  • The Pope made the fatuous comment in an interview that the pandemic offers an opportunity to slow down the rate of production and consumption and to learn to understand and contemplate the natural world. “We did not respond to the partial catastrophes. Who now speaks of the fires in Australia, or remembers that 18 months ago a boat could cross the North Pole because the glaciers had all melted? Who speaks now of the floods?” the Pope said. “I don’t know if these are the revenge of nature, but they are certainly nature’s responses.”

Whatever that’s supposed to mean. Maybe it sounds better in Italian.

  • Yesterday, I turned on the TV only to see a live broadcast from one of the evangelical mega-churches, packed to the rafters, nobody wearing masks or practicing social distancing.

Irresponsible and infuriating.

About 44 percent of likely voters in the United States see the coronavirus pandemic and economic meltdown as either a wake-up call to faith, a sign of God’s coming judgment or both, according to a poll commissioned by the Joshua Fund, an evangelical group run by Joel C. Rosenberg, who writes about the end of the world, and conducted last week by McLaughlin & Associates, pollsters for President Trump and other Republicans.

David Jeremiah, a pastor who has been one of President Trump’s informal evangelical advisers, asked in a sermon recently if the coronavirus was biblical prophecy, and called the pandemic “the most apocalyptic thing that has ever happened to us.”

No, it’s really not. This “end of days” stuff is either hysteria from the ignorant whose knowledge of world and U.S. history begins in 2008, or it’s worse, deliberate scare-mongering by church leaders to goose membership.

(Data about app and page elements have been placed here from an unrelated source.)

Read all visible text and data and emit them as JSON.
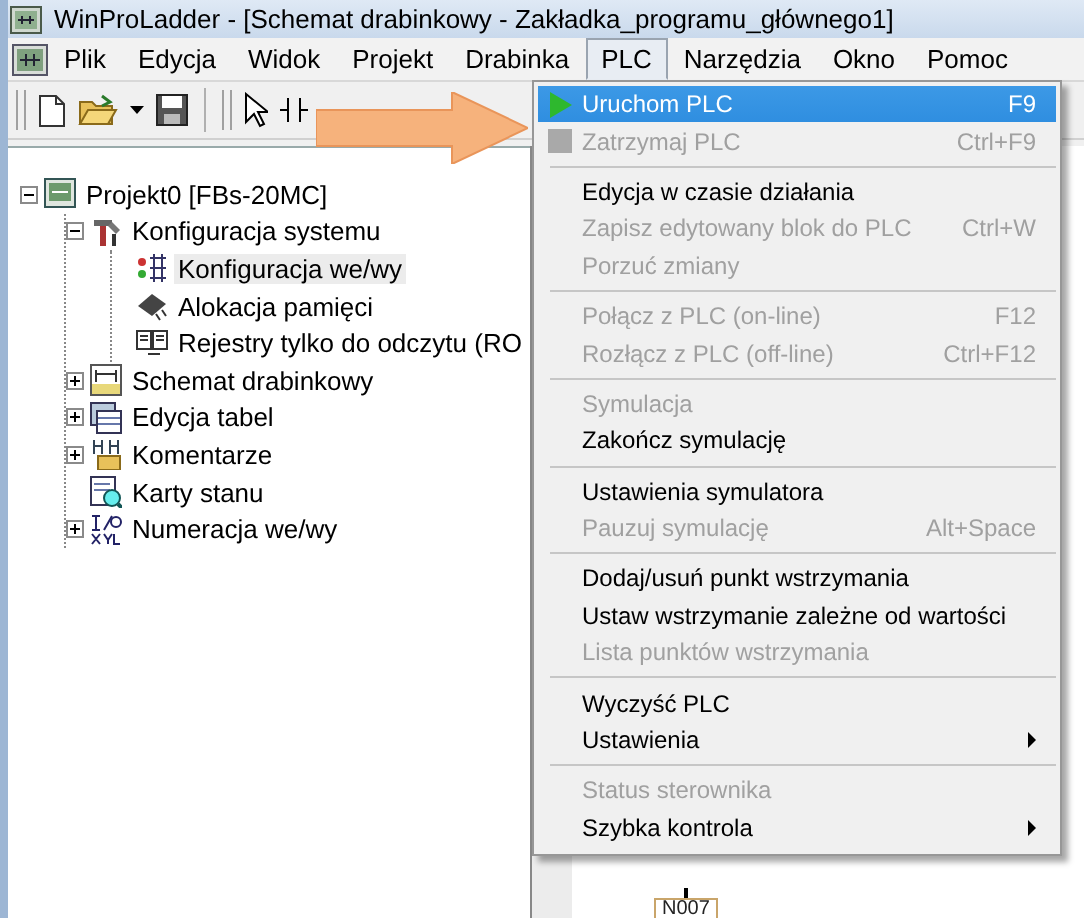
{
  "window": {
    "title": "WinProLadder - [Schemat drabinkowy - Zakładka_programu_głównego1]"
  },
  "menu_bar": [
    {
      "label": "Plik",
      "selected": false
    },
    {
      "label": "Edycja",
      "selected": false
    },
    {
      "label": "Widok",
      "selected": false
    },
    {
      "label": "Projekt",
      "selected": false
    },
    {
      "label": "Drabinka",
      "selected": false
    },
    {
      "label": "PLC",
      "selected": true
    },
    {
      "label": "Narzędzia",
      "selected": false
    },
    {
      "label": "Okno",
      "selected": false
    },
    {
      "label": "Pomoc",
      "selected": false
    }
  ],
  "tree": [
    {
      "label": "Projekt0 [FBs-20MC]",
      "expanded": true,
      "selected": false,
      "children": [
        {
          "label": "Konfiguracja systemu",
          "expanded": true,
          "selected": false,
          "children": [
            {
              "label": "Konfiguracja we/wy",
              "selected": true
            },
            {
              "label": "Alokacja pamięci",
              "selected": false
            },
            {
              "label": "Rejestry tylko do odczytu (RO",
              "selected": false
            }
          ]
        },
        {
          "label": "Schemat drabinkowy",
          "expanded": false,
          "selected": false
        },
        {
          "label": "Edycja tabel",
          "expanded": false,
          "selected": false
        },
        {
          "label": "Komentarze",
          "expanded": false,
          "selected": false
        },
        {
          "label": "Karty stanu",
          "selected": false
        },
        {
          "label": "Numeracja we/wy",
          "expanded": false,
          "selected": false
        }
      ]
    }
  ],
  "plc_menu": [
    {
      "kind": "iconitem",
      "label": "Uruchom PLC",
      "shortcut": "F9",
      "disabled": false,
      "selected": true
    },
    {
      "kind": "iconitem",
      "label": "Zatrzymaj PLC",
      "shortcut": "Ctrl+F9",
      "disabled": true,
      "selected": false
    },
    {
      "kind": "separator"
    },
    {
      "kind": "item",
      "label": "Edycja w czasie działania",
      "disabled": false,
      "selected": false
    },
    {
      "kind": "item",
      "label": "Zapisz edytowany blok do PLC",
      "shortcut": "Ctrl+W",
      "disabled": true,
      "selected": false
    },
    {
      "kind": "item",
      "label": "Porzuć zmiany",
      "disabled": true,
      "selected": false
    },
    {
      "kind": "separator"
    },
    {
      "kind": "item",
      "label": "Połącz z PLC (on-line)",
      "shortcut": "F12",
      "disabled": true,
      "selected": false
    },
    {
      "kind": "item",
      "label": "Rozłącz z PLC (off-line)",
      "shortcut": "Ctrl+F12",
      "disabled": true,
      "selected": false
    },
    {
      "kind": "separator"
    },
    {
      "kind": "item",
      "label": "Symulacja",
      "disabled": true,
      "selected": false
    },
    {
      "kind": "item",
      "label": "Zakończ symulację",
      "disabled": false,
      "selected": false
    },
    {
      "kind": "separator"
    },
    {
      "kind": "item",
      "label": "Ustawienia symulatora",
      "disabled": false,
      "selected": false
    },
    {
      "kind": "item",
      "label": "Pauzuj symulację",
      "shortcut": "Alt+Space",
      "disabled": true,
      "selected": false
    },
    {
      "kind": "separator"
    },
    {
      "kind": "item",
      "label": "Dodaj/usuń punkt wstrzymania",
      "disabled": false,
      "selected": false
    },
    {
      "kind": "item",
      "label": "Ustaw wstrzymanie zależne od wartości",
      "disabled": false,
      "selected": false
    },
    {
      "kind": "item",
      "label": "Lista punktów wstrzymania",
      "disabled": true,
      "selected": false
    },
    {
      "kind": "separator"
    },
    {
      "kind": "item",
      "label": "Wyczyść PLC",
      "disabled": false,
      "selected": false
    },
    {
      "kind": "submenu",
      "label": "Ustawienia",
      "disabled": false,
      "selected": false
    },
    {
      "kind": "separator"
    },
    {
      "kind": "item",
      "label": "Status sterownika",
      "disabled": true,
      "selected": false
    },
    {
      "kind": "submenu",
      "label": "Szybka kontrola",
      "disabled": false,
      "selected": false
    }
  ],
  "ladder": {
    "labels": [
      "N007"
    ]
  }
}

Yes, I know a recent earthquake in Utah even shook the Salt Lake Temple so hard that the golden trumpet fell from the angel Moroni’s right hand. That is exactly as significant a portent of the Apocalypse as Chris Sale having Tommy John surgery.

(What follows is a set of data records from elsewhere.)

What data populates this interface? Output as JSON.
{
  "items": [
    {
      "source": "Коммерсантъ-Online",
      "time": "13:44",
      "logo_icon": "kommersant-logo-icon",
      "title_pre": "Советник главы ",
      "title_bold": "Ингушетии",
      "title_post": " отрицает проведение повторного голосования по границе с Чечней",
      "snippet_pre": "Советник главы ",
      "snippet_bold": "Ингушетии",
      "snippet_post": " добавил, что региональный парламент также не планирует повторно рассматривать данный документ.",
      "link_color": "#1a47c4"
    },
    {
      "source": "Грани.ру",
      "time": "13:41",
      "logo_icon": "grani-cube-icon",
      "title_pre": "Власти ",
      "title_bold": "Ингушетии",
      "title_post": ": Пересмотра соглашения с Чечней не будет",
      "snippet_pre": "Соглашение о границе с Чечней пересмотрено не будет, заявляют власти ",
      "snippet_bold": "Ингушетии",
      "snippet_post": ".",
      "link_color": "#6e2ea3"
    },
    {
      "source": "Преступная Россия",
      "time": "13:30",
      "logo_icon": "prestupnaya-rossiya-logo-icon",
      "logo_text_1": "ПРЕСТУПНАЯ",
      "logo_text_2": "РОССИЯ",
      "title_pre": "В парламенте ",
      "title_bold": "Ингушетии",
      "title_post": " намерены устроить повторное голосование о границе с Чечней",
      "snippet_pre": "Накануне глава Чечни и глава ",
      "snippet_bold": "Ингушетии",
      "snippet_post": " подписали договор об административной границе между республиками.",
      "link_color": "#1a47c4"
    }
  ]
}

In other words, incredibly significant.

After I get this post up, I think I’ll go watch “The Omen”—the good one, with Gregory Peck. Continue reading

Some Time Of Day Ethics Warm-Up, As All Temporal Distinctions Blur Into A Single Gray Miasma…

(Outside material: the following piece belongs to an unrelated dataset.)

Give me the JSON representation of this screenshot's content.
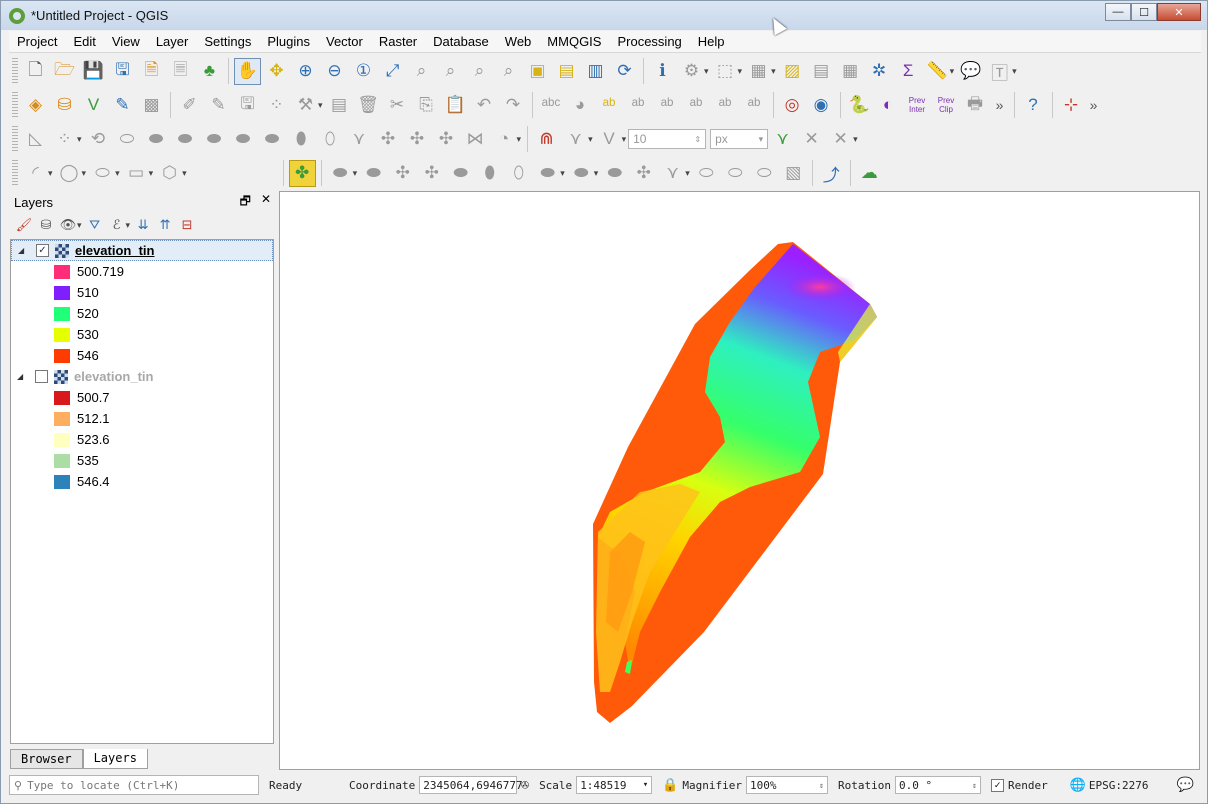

Wait…where the hell did she get that mask????

Oh, what’s the point?

1. When Ethics Alarms Don’t Ring Dept. Frannie Skardon of the University of Virginia Law School Class of 2022 serves in the New York National Guard.  When it  was called up by Governor Andrew Cuomo on March 17,  UVA was offering its course online courses and her unit allotted her six hours a day to commit to law school studies. But, as she explained in an online petition she has posted,

To my surprise, the [UVA] administration  stated that I am in violation of Academic Policy I.H., which deals with employment while attending Law School. This policy states that “students may not engage in employment in excess of what is compatible with a full-time commitment to the study of law.” As a result of my unit’s activation, the administration has determined that I cannot complete the remainder of the semester.

The school refused to  issue a waiver because Skardon is being paid by the Army while activated, and said she would have to retake all of her classes in Spring 2021. Not only was this spectacularly dumb from a public relations perspective, it was also contrary to what other law schools have done in similar situations. However, after Skardon’s petition was flooded with signatures, and various web sites and, of course, social media excoriated the school, it reversed its decision.

Skardon informed the public in a letter to the editor of Virginia Law Weekly, saying:

“I would like to thank every person who signed my petition, wrote a letter, or shared my story. I am very moved at the outpouring of support and cannot thank each one of you enough. In less than a day, I received over 140 emails and 5,700 signatures.”

Unfortunately, there is a material difference between behaving ethically from the outset and only doing so after being metaphorically pummeled for a wrongful decision and reversing it out of self-interest. Continue reading